First, the exhibit. As silkworms have been bred in captivity for hundreds of years, they have lost their ability to fly. It comes down to a bad body-to-wing size ratio, but the results are extremely tame moths that can't, well, get it up. The artists Tera Galanti has been breeding them in captivity to try to reverse this evolution and her exhibit was part sculpture, part textile project, and part science experiment all in one.
She has created hutches for the hatched moths to go in. The females go to the top platforms and the males go in the bottom. The males smell the female pheromones and go into a wing-flapping frenzy, but alas, they can't fly up. Some climb up the sides and manage to get to the females, but the hope is that males will be born with the ability to fly so that they can get up to the females and then pass on those flying genes. As a biology and art major, I always like to bring art into my bio classroom and since we're just getting into genetics, it'll be fun to talk about rates of mutation and whether we can expect to see this evolution occur in our lifetimes. In any event, the exhibit itself was lovely, slightly magical and airy. I knew I'd never be a researcher because I couldn't stand the idea of being cooped up in a lab my whole life, but this kind of research I could do.
And for those who haven't accepted the fact that homosexuality exists in nature: here are some male moths getting it on.

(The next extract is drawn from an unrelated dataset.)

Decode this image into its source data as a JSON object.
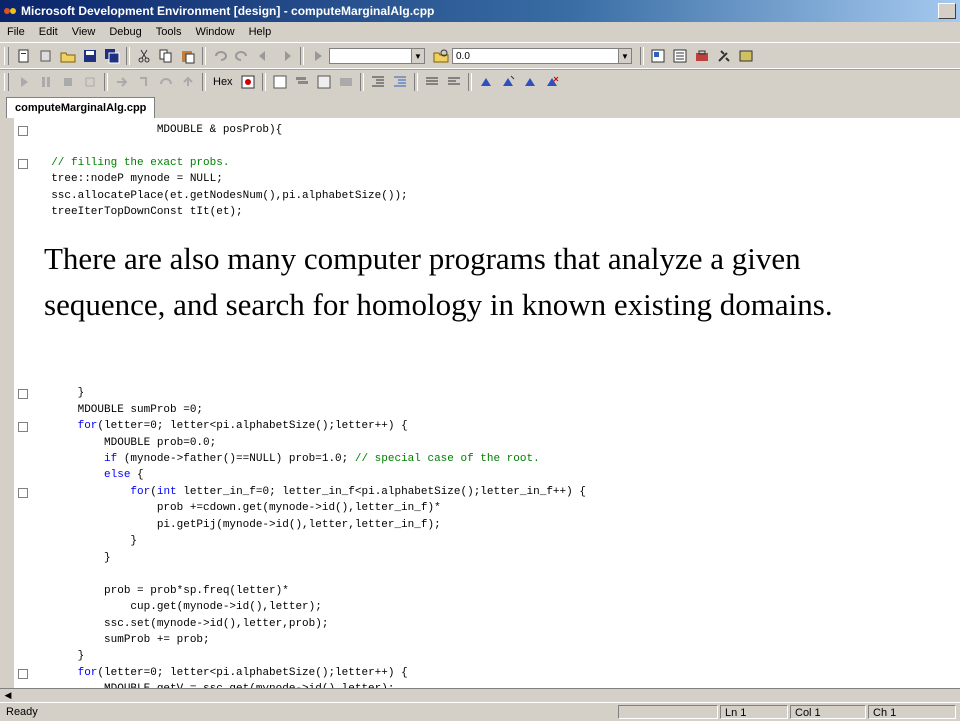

So what does this have to do with the chicks? Well, as it turns out, they actually can fly a bit. I'd argue that it's pretty inefficient (again, that body-to-wing ratio), but my chicks are managing to get some air time lately. Sometimes I hear a commotion and look over into the cage thinking that they're pecking each other to death, when in fact they are getting little running starts and practicing their flying skills. Who knew? Chickens can fly.